 But it wasn’t the time I spent on the dollars of campaign finance or the words of campaign rhetoric that broke the camel’s back.  It was the challenge of keeping the voices straight.

I’ve known the candidate for more than a decade.  In that time, we’ve had many opportunities to converse about land use theories.  I’ve educated him and he’s educated me to the point where our beliefs are largely aligned.  But they’re not completely aligned.  We differ on some points of emphasis, on some social issues, and on our perceptions of the positions taken by others in the community.  We’re fine allies, but we’re not the same person.

And that near, but not complete, alignment creates a challenge, especially with the written word.  It was important that I get the candidate’s voice right when I when I was working on his campaign.  It was equally important to find my own voice when I returned to this soapbox.  And I found it increasingly difficult to find both voices with their subtle differences and to keep them distinct.

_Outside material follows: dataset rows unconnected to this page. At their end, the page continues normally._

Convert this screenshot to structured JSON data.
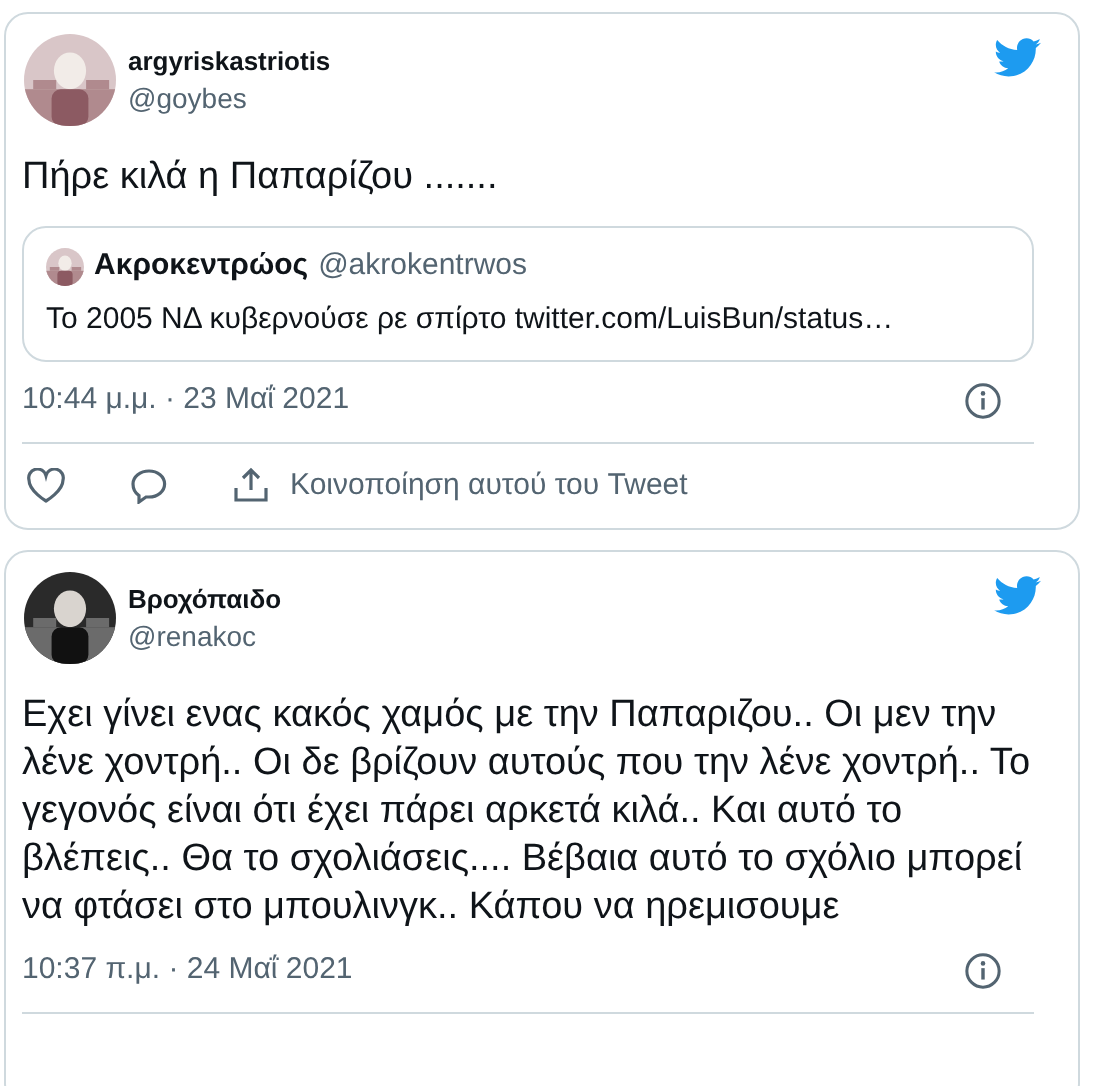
{
  "tweets": [
    {
      "name": "argyriskastriotis",
      "handle": "@goybes",
      "text": "Πήρε κιλά η Παπαρίζου .......",
      "quote": {
        "name": "Ακροκεντρώος",
        "handle": "@akrokentrwos",
        "text": "Το 2005 ΝΔ κυβερνούσε ρε σπίρτο twitter.com/LuisBun/status…"
      },
      "time": "10:44 μ.μ. · 23 Μαΐ 2021",
      "share": "Κοινοποίηση αυτού του Tweet"
    },
    {
      "name": "Βροχόπαιδο",
      "handle": "@renakoc",
      "text": "Εχει γίνει ενας κακός χαμός με την Παπαριζου.. Οι μεν την  λένε χοντρή.. Οι δε βρίζουν αυτούς που την λένε χοντρή.. Το γεγονός είναι ότι έχει πάρει αρκετά κιλά.. Και αυτό το βλέπεις.. Θα το σχολιάσεις.... Βέβαια αυτό το σχόλιο μπορεί να φτάσει στο μπουλινγκ.. Κάπου να ηρεμισουμε",
      "time": "10:37 π.μ. · 24 Μαΐ 2021"
    }
  ]
}
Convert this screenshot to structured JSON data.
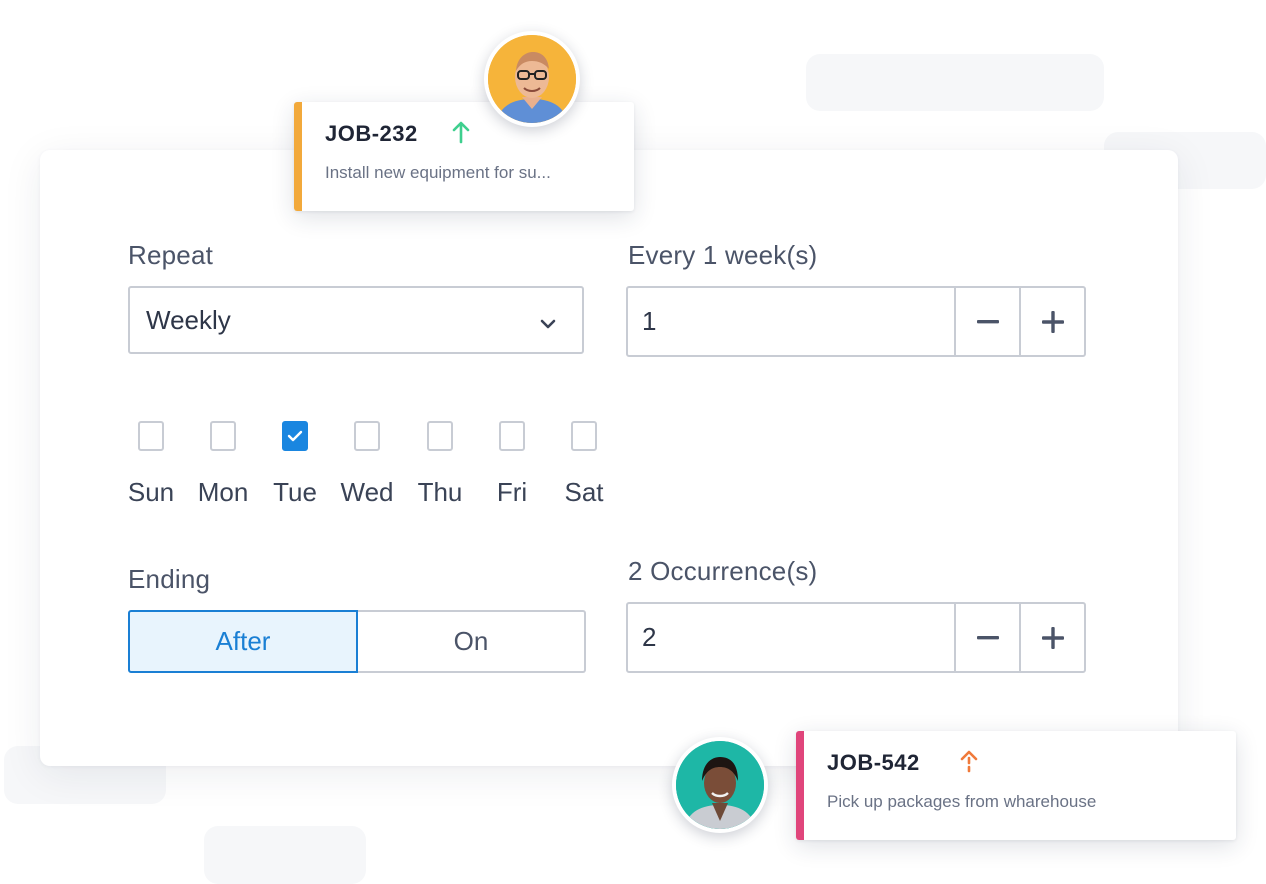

If this blog had been about something completely divorced from local politics and land-use theory, perhaps the reduced role of the screwball in baseball or the myriad uses of earthworm castings, I could probably have continued with the blog.  But that wasn’t my reality and the challenge of keeping two nearly-aligned voices well-defined became more than I could accommodate in my schedule.  So I took a hiatus.

But the campaign is now over.  I’ve taken another month to catch my breath and to rediscover my own voice.  And I’m ready to resume this blog.

But things will be different than they were before.  Even with the campaign complete, my plate of civic involvement remains well-filled.  My goal will remain three posts per week, but Monday, Wednesday, and Friday will now only guidelines.  I’ll still count Tuesday, Saturday, and Sunday as a win.  (Indeed, this post is two days later than I hoped.)  And I’ll try, once again, to write some posts with fewer words, a promise I’ve often made to myself only to fail equally often.

Before I close, I suspect there is one other question about which many are wondering.  Did the candidate win?  To my chagrin, no, he didn’t.  We mounted a solid effort, raised more funds than any other candidate, made many new friends and supporters, and ran a campaign of respect and quiet good sense.  But we ultimately failed to overcome the power of incumbency and the status quo, falling short by about two percent.

Despite the failure, lessons were learned, many of which will be shared here in the coming weeks and months, and enthusiasm was created for a long-term commitment.  Planning for the 2018 election has already begun.  The same candidate may or may not run, but the group we founded will put at least one candidate into the field.  And next time, we won’t lose.

So, I’m back to blogging.  I’ve missed chatting with you, apologize for my absence, and look forward to rebuilding our connection.

When I next write, it will be about the recent tragic fire in Oakland.

As always, your questions or comments will be appreciated.  Please comment below or email me.  And thanks for reading. - Dave Alden (


  1. Thanks for your words and enthusiasm. I am fairly new to your blog-o-sphere and your view gives me hope for a better place for us all to share.

    I have been wondering just recently who pulls the strings we all dance to in the larger picture. I don't want to beleive that a man like Barak Obama would participate in or condone by silence some of the atrocities that go on under his watch without a huge conflict of conscience.

    It makes me feel somewhat less empowered when our efforts to bring someone like Bill to the council only to be beaten by a thin margin. Seeing the futility of one's vote in the national election pushes the message of disenfranchisement. I will buck up in the end and your message helps to give me hope.

    Thanks for sharing your vision.

    Michael Yares

  2. Every post is a win. Every step is a win. Even a lost election can be a win.